**WORK ITEM**
Once the pictures are set aside, retype the remaining entries exactly.

*** ENTRIES SHOWN ***

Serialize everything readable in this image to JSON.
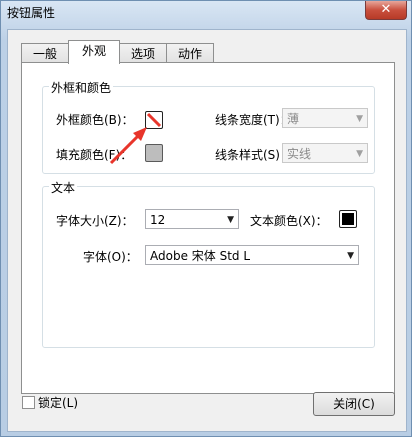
{
  "window": {
    "title": "按钮属性",
    "close_glyph": "✕"
  },
  "tabs": [
    {
      "label": "一般"
    },
    {
      "label": "外观"
    },
    {
      "label": "选项"
    },
    {
      "label": "动作"
    }
  ],
  "border_color_section": {
    "legend": "外框和颜色",
    "border_color_label": "外框颜色(B)：",
    "fill_color_label": "填充颜色(F)：",
    "line_width_label": "线条宽度(T)：",
    "line_width_value": "薄",
    "line_style_label": "线条样式(S)：",
    "line_style_value": "实线",
    "border_color": "#ff0000",
    "fill_color": "#c0c0c0"
  },
  "text_section": {
    "legend": "文本",
    "font_size_label": "字体大小(Z)：",
    "font_size_value": "12",
    "text_color_label": "文本颜色(X)：",
    "text_color": "#000000",
    "font_label": "字体(O)：",
    "font_value": "Adobe 宋体 Std L"
  },
  "footer": {
    "locked_label": "锁定(L)",
    "close_button_label": "关闭(C)"
  },
  "accent_color": "#e8352b"
}
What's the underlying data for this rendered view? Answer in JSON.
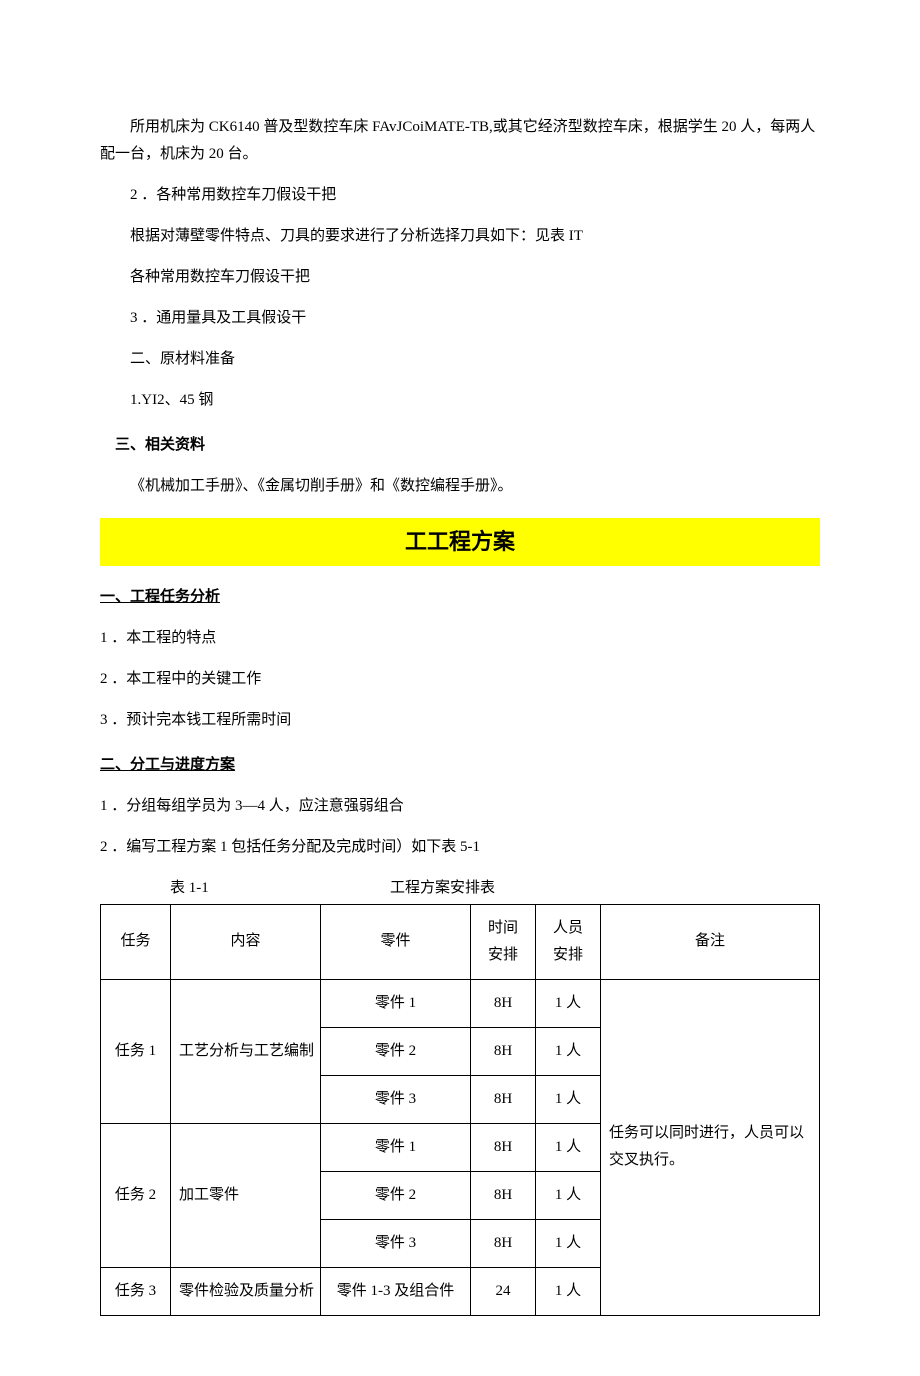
{
  "intro": {
    "p1": "所用机床为 CK6140 普及型数控车床 FAvJCoiMATE-TB,或其它经济型数控车床，根据学生 20 人，每两人配一台，机床为 20 台。",
    "p2": "2 ．各种常用数控车刀假设干把",
    "p3": "根据对薄壁零件特点、刀具的要求进行了分析选择刀具如下：见表 IT",
    "p4": "各种常用数控车刀假设干把",
    "p5": "3 ．通用量具及工具假设干",
    "h_material": "二、原材料准备",
    "p6": "1.YI2、45 钢",
    "h_res": "三、相关资料",
    "p7": "《机械加工手册》、《金属切削手册》和《数控编程手册》。"
  },
  "banner": "工工程方案",
  "sec1": {
    "head": "一、工程任务分析",
    "i1": "1 ．本工程的特点",
    "i2": "2 ．本工程中的关键工作",
    "i3": "3 ．预计完本钱工程所需时间"
  },
  "sec2": {
    "head": "二、分工与进度方案",
    "i1": "1 ．分组每组学员为 3—4 人，应注意强弱组合",
    "i2": "2 ．编写工程方案 1 包括任务分配及完成时间）如下表 5-1"
  },
  "table": {
    "caption_left": "表 1-1",
    "caption_right": "工程方案安排表",
    "headers": {
      "task": "任务",
      "content": "内容",
      "part": "零件",
      "time_l1": "时间",
      "time_l2": "安排",
      "person_l1": "人员",
      "person_l2": "安排",
      "note": "备注"
    },
    "r1": {
      "task": "任务 1",
      "content": "工艺分析与工艺编制",
      "p1": "零件 1",
      "t1": "8H",
      "n1": "1 人",
      "p2": "零件 2",
      "t2": "8H",
      "n2": "1 人",
      "p3": "零件 3",
      "t3": "8H",
      "n3": "1 人"
    },
    "r2": {
      "task": "任务 2",
      "content": "加工零件",
      "p1": "零件 1",
      "t1": "8H",
      "n1": "1 人",
      "p2": "零件 2",
      "t2": "8H",
      "n2": "1 人",
      "p3": "零件 3",
      "t3": "8H",
      "n3": "1 人"
    },
    "r3": {
      "task": "任务 3",
      "content": "零件检验及质量分析",
      "part": "零件 1-3 及组合件",
      "time": "24",
      "person": "1 人"
    },
    "note_merged": "任务可以同时进行，人员可以交叉执行。"
  }
}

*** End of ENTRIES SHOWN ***

**ANSWER TO THE EXERCISE**
Serialize everything readable in this image to JSON.
{
  "window": {
    "title": "按钮属性",
    "close_glyph": "✕"
  },
  "tabs": [
    {
      "label": "一般"
    },
    {
      "label": "外观"
    },
    {
      "label": "选项"
    },
    {
      "label": "动作"
    }
  ],
  "border_color_section": {
    "legend": "外框和颜色",
    "border_color_label": "外框颜色(B)：",
    "fill_color_label": "填充颜色(F)：",
    "line_width_label": "线条宽度(T)：",
    "line_width_value": "薄",
    "line_style_label": "线条样式(S)：",
    "line_style_value": "实线",
    "border_color": "#ff0000",
    "fill_color": "#c0c0c0"
  },
  "text_section": {
    "legend": "文本",
    "font_size_label": "字体大小(Z)：",
    "font_size_value": "12",
    "text_color_label": "文本颜色(X)：",
    "text_color": "#000000",
    "font_label": "字体(O)：",
    "font_value": "Adobe 宋体 Std L"
  },
  "footer": {
    "locked_label": "锁定(L)",
    "close_button_label": "关闭(C)"
  },
  "accent_color": "#e8352b"
}
What's the underlying data for this rendered view? Answer in JSON.
{
  "intro": {
    "p1": "所用机床为 CK6140 普及型数控车床 FAvJCoiMATE-TB,或其它经济型数控车床，根据学生 20 人，每两人配一台，机床为 20 台。",
    "p2": "2 ．各种常用数控车刀假设干把",
    "p3": "根据对薄壁零件特点、刀具的要求进行了分析选择刀具如下：见表 IT",
    "p4": "各种常用数控车刀假设干把",
    "p5": "3 ．通用量具及工具假设干",
    "h_material": "二、原材料准备",
    "p6": "1.YI2、45 钢",
    "h_res": "三、相关资料",
    "p7": "《机械加工手册》、《金属切削手册》和《数控编程手册》。"
  },
  "banner": "工工程方案",
  "sec1": {
    "head": "一、工程任务分析",
    "i1": "1 ．本工程的特点",
    "i2": "2 ．本工程中的关键工作",
    "i3": "3 ．预计完本钱工程所需时间"
  },
  "sec2": {
    "head": "二、分工与进度方案",
    "i1": "1 ．分组每组学员为 3—4 人，应注意强弱组合",
    "i2": "2 ．编写工程方案 1 包括任务分配及完成时间）如下表 5-1"
  },
  "table": {
    "caption_left": "表 1-1",
    "caption_right": "工程方案安排表",
    "headers": {
      "task": "任务",
      "content": "内容",
      "part": "零件",
      "time_l1": "时间",
      "time_l2": "安排",
      "person_l1": "人员",
      "person_l2": "安排",
      "note": "备注"
    },
    "r1": {
      "task": "任务 1",
      "content": "工艺分析与工艺编制",
      "p1": "零件 1",
      "t1": "8H",
      "n1": "1 人",
      "p2": "零件 2",
      "t2": "8H",
      "n2": "1 人",
      "p3": "零件 3",
      "t3": "8H",
      "n3": "1 人"
    },
    "r2": {
      "task": "任务 2",
      "content": "加工零件",
      "p1": "零件 1",
      "t1": "8H",
      "n1": "1 人",
      "p2": "零件 2",
      "t2": "8H",
      "n2": "1 人",
      "p3": "零件 3",
      "t3": "8H",
      "n3": "1 人"
    },
    "r3": {
      "task": "任务 3",
      "content": "零件检验及质量分析",
      "part": "零件 1-3 及组合件",
      "time": "24",
      "person": "1 人"
    },
    "note_merged": "任务可以同时进行，人员可以交叉执行。"
  }
}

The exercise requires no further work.